Knowing where the fish are likely to be and actually catching them are, clearly, two different things. In order to concentrate the patrolling fish in our chosen fishing area we prepared a groundbait (chum) and introduced 8 or so baseball sized helpings just over the shelf in 7 feet of water. What groundbaiting (chumming) does is provide an attractive, available food source for passing fish, which then stay in the anglers’ area for a period of time. Such an approach can yield some real bumper catches – the world banking record currently stands at 415 pounds of fish in 5 hours! – a feat that would not have been possible without the ‘magnetic’ fish attracting properties of a good groundbait. A decent basic groundbait can be made from equal parts cornmeal and white breadcrumbs, with extra sweet (such as cookie crumbs) or savory (such as fish or blood meal) ingredients added to give the mix extra ‘kick’. On the day we used a mix flavored with cookie crumbs and dried molasses as, from experience, most species of fish seem to have a sweet tooth.  Last, and most importantly, groundbait and dough bait should not be confused. A groundbait is not ‘doughy’ and should fall apart when rubbed between the hands – such a consistency is essential for creating an attractive carpet of feed in the anglers’ fishing area. Details pertaining to groundbait to recipes and mixing instructions can be viewed at this website's dedicated groundbait section, or obtained from the author via e-mail upon request.

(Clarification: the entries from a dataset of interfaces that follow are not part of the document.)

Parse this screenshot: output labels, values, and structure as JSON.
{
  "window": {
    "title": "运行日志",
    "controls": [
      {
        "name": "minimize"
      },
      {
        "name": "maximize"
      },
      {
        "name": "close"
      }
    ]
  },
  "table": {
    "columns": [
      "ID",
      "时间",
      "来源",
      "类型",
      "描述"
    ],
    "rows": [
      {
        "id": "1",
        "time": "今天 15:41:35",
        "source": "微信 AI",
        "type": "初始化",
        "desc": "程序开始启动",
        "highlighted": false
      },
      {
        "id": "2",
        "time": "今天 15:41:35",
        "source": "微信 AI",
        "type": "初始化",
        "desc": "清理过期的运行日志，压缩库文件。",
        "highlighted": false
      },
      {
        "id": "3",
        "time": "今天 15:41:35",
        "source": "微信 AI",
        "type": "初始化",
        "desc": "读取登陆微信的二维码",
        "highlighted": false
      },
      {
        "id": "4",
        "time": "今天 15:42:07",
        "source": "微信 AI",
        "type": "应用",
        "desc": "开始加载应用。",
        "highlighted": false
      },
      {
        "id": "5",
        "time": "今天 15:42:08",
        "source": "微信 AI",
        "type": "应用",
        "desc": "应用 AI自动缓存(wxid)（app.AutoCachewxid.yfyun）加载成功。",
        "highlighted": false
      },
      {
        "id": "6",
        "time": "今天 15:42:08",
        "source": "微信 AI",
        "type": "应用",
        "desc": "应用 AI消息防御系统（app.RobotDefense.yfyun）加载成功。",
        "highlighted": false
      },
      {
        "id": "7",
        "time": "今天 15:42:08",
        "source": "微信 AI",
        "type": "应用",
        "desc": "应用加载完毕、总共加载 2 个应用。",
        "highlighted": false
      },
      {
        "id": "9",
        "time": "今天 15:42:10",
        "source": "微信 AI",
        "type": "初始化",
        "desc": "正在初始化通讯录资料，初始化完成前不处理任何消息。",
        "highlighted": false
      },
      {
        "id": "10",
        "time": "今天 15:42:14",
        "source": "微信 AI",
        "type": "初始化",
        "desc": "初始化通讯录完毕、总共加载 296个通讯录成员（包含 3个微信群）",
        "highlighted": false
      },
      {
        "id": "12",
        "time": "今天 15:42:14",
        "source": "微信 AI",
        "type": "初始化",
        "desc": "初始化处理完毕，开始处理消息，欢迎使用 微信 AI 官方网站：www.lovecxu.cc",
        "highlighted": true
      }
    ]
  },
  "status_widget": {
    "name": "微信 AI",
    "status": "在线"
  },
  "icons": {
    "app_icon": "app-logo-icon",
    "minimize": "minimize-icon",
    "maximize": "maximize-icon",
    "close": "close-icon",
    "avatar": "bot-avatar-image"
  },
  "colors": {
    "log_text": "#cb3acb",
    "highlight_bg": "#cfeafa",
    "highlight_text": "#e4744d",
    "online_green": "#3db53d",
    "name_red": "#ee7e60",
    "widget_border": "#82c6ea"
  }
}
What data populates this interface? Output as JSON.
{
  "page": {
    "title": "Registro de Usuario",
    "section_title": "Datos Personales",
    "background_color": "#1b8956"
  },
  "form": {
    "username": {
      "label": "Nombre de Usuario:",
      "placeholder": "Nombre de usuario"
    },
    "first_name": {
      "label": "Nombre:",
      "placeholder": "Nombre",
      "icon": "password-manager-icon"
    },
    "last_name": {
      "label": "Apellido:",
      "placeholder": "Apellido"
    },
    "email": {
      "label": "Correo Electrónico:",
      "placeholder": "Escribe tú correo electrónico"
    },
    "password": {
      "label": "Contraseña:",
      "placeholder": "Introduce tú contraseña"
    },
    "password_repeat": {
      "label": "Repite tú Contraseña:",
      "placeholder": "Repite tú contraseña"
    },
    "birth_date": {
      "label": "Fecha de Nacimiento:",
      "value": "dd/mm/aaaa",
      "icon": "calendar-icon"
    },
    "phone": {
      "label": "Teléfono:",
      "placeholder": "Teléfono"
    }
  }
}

With the shelf located and groundbait introduced just beyond this ‘underwater highway’, all that remained was the task of introducing our hook baits to the prepared fishing area. The rigs used featured modified sinkers called method feeders, which can be either home made or purchased from a variety of outlets, the closest being Wacker Baits of Oak Park, IL.  Briefly, a method feeder is simply a regular 1 oz+ sinker with a coil of loose fitting wire wrapped around it. The job of the wire coil is to hold a ball of groundbait tight to the sinker when cast, which in turn introduces groundbait to the immediate vicinity of the hook bait when resting on the bottom. Regular egg or other in-line sinkers can also be used, but with a ball of chum mounded directly around the lead. The key with this method is to use a short (~ 6 inch) hooklength, small (~ 12 – 14) hook, small (single corm, several spikes, or worm segment) bait and a fixed sinker or method feeder. This devastatingly effective rig results in fierce takes as fish attacking the chum ball suck in the hook bait and, typically, hook themselves against the weight of the lead. In many respects, the rig is similar to the paylaker’s highly effective pack bait rig.

On the day we fished action was immediate – Jim hooked and lost a large carp first put in (while I was still setting up!), while his second put in resulted in a 6 pound carp. My first cast resulted in the biggest fish of the day (an 8 pound carp), which took a while to land after trying to wrap my line around a bridge stanchion (who says fish aren’t smart!?). Over the course of the next four hours we bagged a total of 4 more carp, 6 drum, 2 catfish and several bluegill. Chris, who joined us later, fished with minnows for smallmouth (as the local anglers were doing) and managed a single smallmouth of around a pound in weight. It’s amazing, Jim and I were fishing for ‘whatever swims’ and ended up with ~ 30 pounds of fish, while Chris and the three or so local ‘species specific’ anglers in attendance managed a few smaller fish for a combined total of less than five pounds. On the day, as it always seems to be, versatility was definitely the key to bumper catches.

  Pat and Jim with a fine brace of carp, caught from the Illinois River, below the Rt. 23 road bridge,  in Ottawa, IL.

Clearly, even though these highly effective methods are reasonably straightforward to implement and feature easily obtainable equipment, this style of fishing probably seems more than a little alien to most anglers. With this in mind, the Joliet Junior College Angler’s Club sponsors a variety of free local bank fishing events that feature instruction in these versatile methods. Anglers interested in attending any JJCAC event, or learning more about the club’s activities, should check the calendar page of this site for details, or feel free to contact me directly.